- [WORK INSTRUCTIONS] Reproduce the entries exactly, but keep the pictures out of the copy.

PROVIDED DATA below:

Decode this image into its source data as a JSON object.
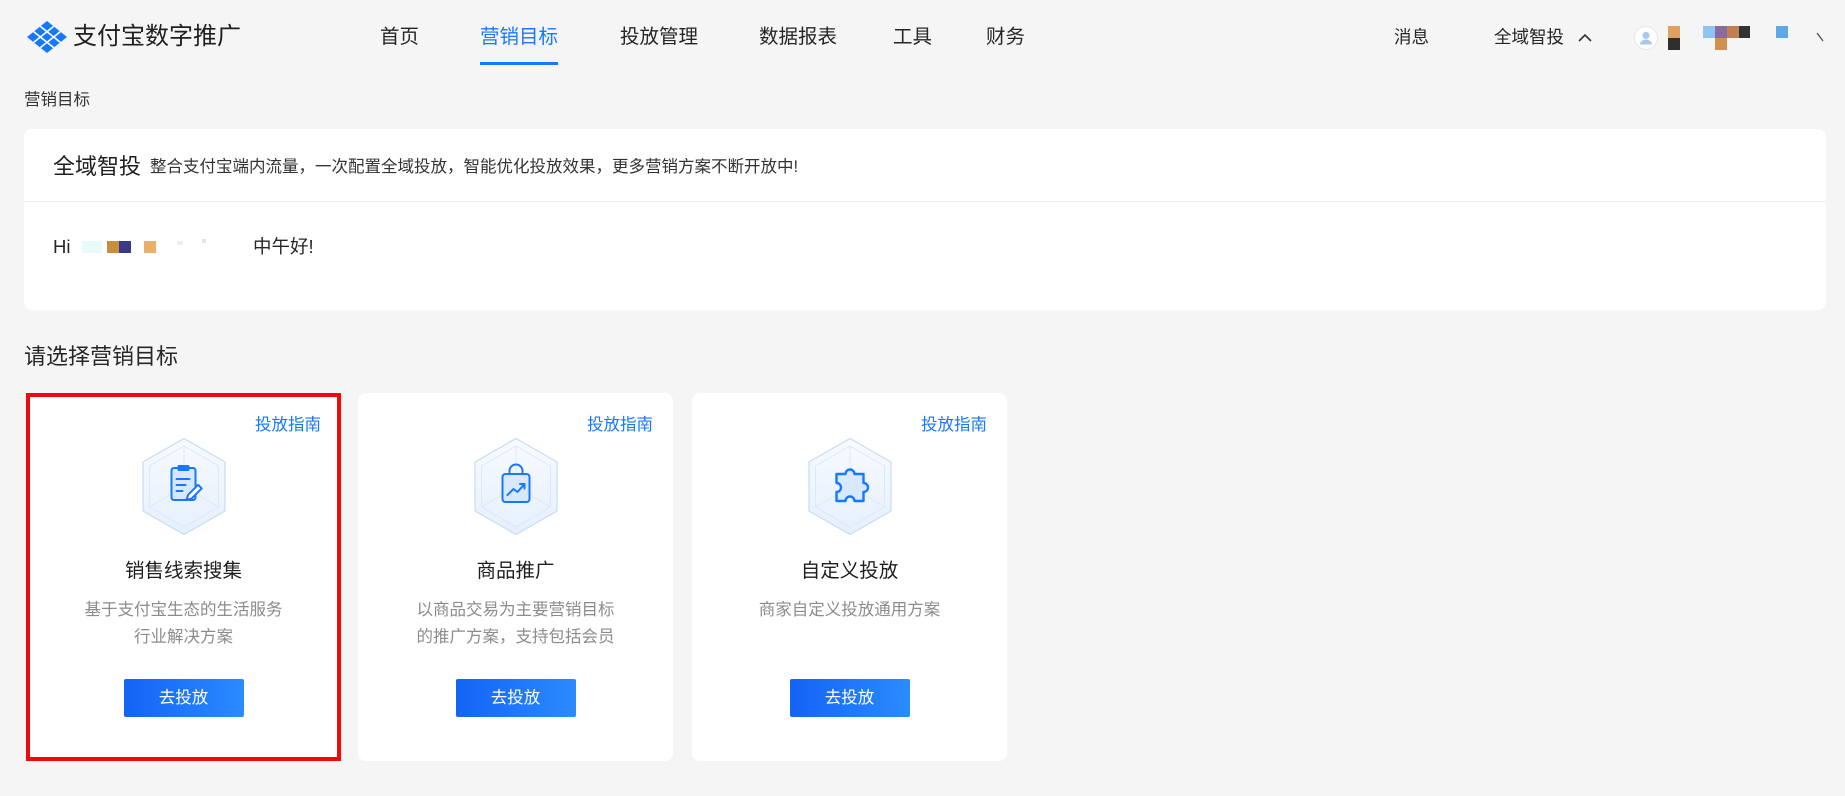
{
  "header": {
    "brand": "支付宝数字推广",
    "brand_icon": "alipay-logo-icon",
    "nav": [
      {
        "label": "首页",
        "active": false
      },
      {
        "label": "营销目标",
        "active": true
      },
      {
        "label": "投放管理",
        "active": false
      },
      {
        "label": "数据报表",
        "active": false
      },
      {
        "label": "工具",
        "active": false
      },
      {
        "label": "财务",
        "active": false
      }
    ],
    "messages": "消息",
    "product_switcher": {
      "label": "全域智投",
      "icon": "chevron-up-icon"
    },
    "user": {
      "avatar_icon": "user-avatar-icon"
    }
  },
  "breadcrumb": "营销目标",
  "intro": {
    "title": "全域智投",
    "description": "整合支付宝端内流量，一次配置全域投放，智能优化投放效果，更多营销方案不断开放中!",
    "greeting_prefix": "Hi",
    "greeting_suffix": "中午好!"
  },
  "section_title": "请选择营销目标",
  "goals": [
    {
      "title": "销售线索搜集",
      "description": [
        "基于支付宝生态的生活服务",
        "行业解决方案"
      ],
      "guide_link": "投放指南",
      "button": "去投放",
      "icon": "document-edit-icon"
    },
    {
      "title": "商品推广",
      "description": [
        "以商品交易为主要营销目标",
        "的推广方案，支持包括会员"
      ],
      "guide_link": "投放指南",
      "button": "去投放",
      "icon": "shopping-bag-trend-icon"
    },
    {
      "title": "自定义投放",
      "description": [
        "商家自定义投放通用方案"
      ],
      "guide_link": "投放指南",
      "button": "去投放",
      "icon": "puzzle-icon"
    }
  ],
  "colors": {
    "accent": "#1677ff",
    "page_background": "#f5f5f5",
    "highlight": "#ee0a0a"
  }
}
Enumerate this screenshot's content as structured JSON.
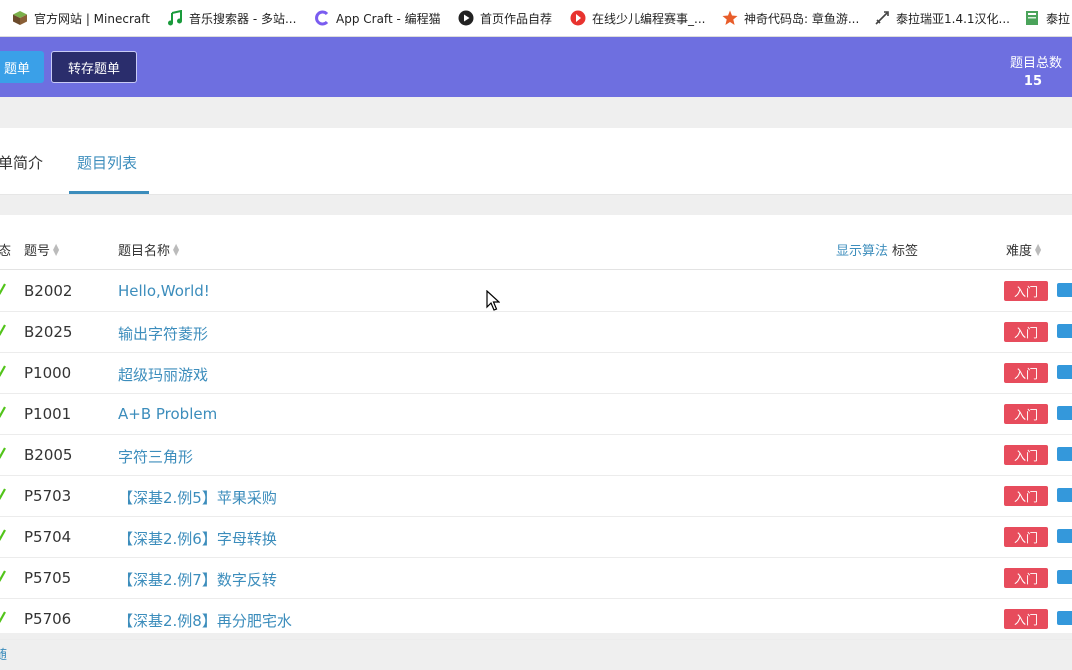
{
  "bookmarks": [
    {
      "label": "官方网站 | Minecraft",
      "icon": "minecraft-block-icon"
    },
    {
      "label": "音乐搜索器 - 多站...",
      "icon": "music-note-icon"
    },
    {
      "label": "App Craft - 编程猫",
      "icon": "appcraft-logo-icon"
    },
    {
      "label": "首页作品自荐",
      "icon": "play-circle-icon"
    },
    {
      "label": "在线少儿编程赛事_...",
      "icon": "red-circle-icon"
    },
    {
      "label": "神奇代码岛: 章鱼游...",
      "icon": "orange-star-icon"
    },
    {
      "label": "泰拉瑞亚1.4.1汉化...",
      "icon": "sword-icon"
    },
    {
      "label": "泰拉",
      "icon": "book-icon"
    }
  ],
  "header": {
    "partial_button": "题单",
    "save_button": "转存题单",
    "count_label": "题目总数",
    "count_value": "15"
  },
  "tabs": {
    "intro": "单简介",
    "list": "题目列表",
    "active": "list"
  },
  "table": {
    "headers": {
      "status": "态",
      "id": "题号",
      "name": "题目名称",
      "show_algo": "显示算法",
      "tags": "标签",
      "difficulty": "难度"
    },
    "rows": [
      {
        "id": "B2002",
        "title": "Hello,World!",
        "difficulty": "入门"
      },
      {
        "id": "B2025",
        "title": "输出字符菱形",
        "difficulty": "入门"
      },
      {
        "id": "P1000",
        "title": "超级玛丽游戏",
        "difficulty": "入门"
      },
      {
        "id": "P1001",
        "title": "A+B Problem",
        "difficulty": "入门"
      },
      {
        "id": "B2005",
        "title": "字符三角形",
        "difficulty": "入门"
      },
      {
        "id": "P5703",
        "title": "【深基2.例5】苹果采购",
        "difficulty": "入门"
      },
      {
        "id": "P5704",
        "title": "【深基2.例6】字母转换",
        "difficulty": "入门"
      },
      {
        "id": "P5705",
        "title": "【深基2.例7】数字反转",
        "difficulty": "入门"
      },
      {
        "id": "P5706",
        "title": "【深基2.例8】再分肥宅水",
        "difficulty": "入门"
      }
    ]
  },
  "footer": {
    "fragment": "随"
  },
  "colors": {
    "header_bg": "#6e6fe0",
    "accent_link": "#3c8dbc",
    "difficulty_badge": "#e74c5c",
    "check_green": "#52c41a"
  }
}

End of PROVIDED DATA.

- [TASK SOLUTION]
Decode this image into its source data as a JSON object.
{
  "header": {
    "brand": "支付宝数字推广",
    "brand_icon": "alipay-logo-icon",
    "nav": [
      {
        "label": "首页",
        "active": false
      },
      {
        "label": "营销目标",
        "active": true
      },
      {
        "label": "投放管理",
        "active": false
      },
      {
        "label": "数据报表",
        "active": false
      },
      {
        "label": "工具",
        "active": false
      },
      {
        "label": "财务",
        "active": false
      }
    ],
    "messages": "消息",
    "product_switcher": {
      "label": "全域智投",
      "icon": "chevron-up-icon"
    },
    "user": {
      "avatar_icon": "user-avatar-icon"
    }
  },
  "breadcrumb": "营销目标",
  "intro": {
    "title": "全域智投",
    "description": "整合支付宝端内流量，一次配置全域投放，智能优化投放效果，更多营销方案不断开放中!",
    "greeting_prefix": "Hi",
    "greeting_suffix": "中午好!"
  },
  "section_title": "请选择营销目标",
  "goals": [
    {
      "title": "销售线索搜集",
      "description": [
        "基于支付宝生态的生活服务",
        "行业解决方案"
      ],
      "guide_link": "投放指南",
      "button": "去投放",
      "icon": "document-edit-icon"
    },
    {
      "title": "商品推广",
      "description": [
        "以商品交易为主要营销目标",
        "的推广方案，支持包括会员"
      ],
      "guide_link": "投放指南",
      "button": "去投放",
      "icon": "shopping-bag-trend-icon"
    },
    {
      "title": "自定义投放",
      "description": [
        "商家自定义投放通用方案"
      ],
      "guide_link": "投放指南",
      "button": "去投放",
      "icon": "puzzle-icon"
    }
  ],
  "colors": {
    "accent": "#1677ff",
    "page_background": "#f5f5f5",
    "highlight": "#ee0a0a"
  }
}
Enumerate this screenshot's content as structured JSON.
{
  "bookmarks": [
    {
      "label": "官方网站 | Minecraft",
      "icon": "minecraft-block-icon"
    },
    {
      "label": "音乐搜索器 - 多站...",
      "icon": "music-note-icon"
    },
    {
      "label": "App Craft - 编程猫",
      "icon": "appcraft-logo-icon"
    },
    {
      "label": "首页作品自荐",
      "icon": "play-circle-icon"
    },
    {
      "label": "在线少儿编程赛事_...",
      "icon": "red-circle-icon"
    },
    {
      "label": "神奇代码岛: 章鱼游...",
      "icon": "orange-star-icon"
    },
    {
      "label": "泰拉瑞亚1.4.1汉化...",
      "icon": "sword-icon"
    },
    {
      "label": "泰拉",
      "icon": "book-icon"
    }
  ],
  "header": {
    "partial_button": "题单",
    "save_button": "转存题单",
    "count_label": "题目总数",
    "count_value": "15"
  },
  "tabs": {
    "intro": "单简介",
    "list": "题目列表",
    "active": "list"
  },
  "table": {
    "headers": {
      "status": "态",
      "id": "题号",
      "name": "题目名称",
      "show_algo": "显示算法",
      "tags": "标签",
      "difficulty": "难度"
    },
    "rows": [
      {
        "id": "B2002",
        "title": "Hello,World!",
        "difficulty": "入门"
      },
      {
        "id": "B2025",
        "title": "输出字符菱形",
        "difficulty": "入门"
      },
      {
        "id": "P1000",
        "title": "超级玛丽游戏",
        "difficulty": "入门"
      },
      {
        "id": "P1001",
        "title": "A+B Problem",
        "difficulty": "入门"
      },
      {
        "id": "B2005",
        "title": "字符三角形",
        "difficulty": "入门"
      },
      {
        "id": "P5703",
        "title": "【深基2.例5】苹果采购",
        "difficulty": "入门"
      },
      {
        "id": "P5704",
        "title": "【深基2.例6】字母转换",
        "difficulty": "入门"
      },
      {
        "id": "P5705",
        "title": "【深基2.例7】数字反转",
        "difficulty": "入门"
      },
      {
        "id": "P5706",
        "title": "【深基2.例8】再分肥宅水",
        "difficulty": "入门"
      }
    ]
  },
  "footer": {
    "fragment": "随"
  },
  "colors": {
    "header_bg": "#6e6fe0",
    "accent_link": "#3c8dbc",
    "difficulty_badge": "#e74c5c",
    "check_green": "#52c41a"
  }
}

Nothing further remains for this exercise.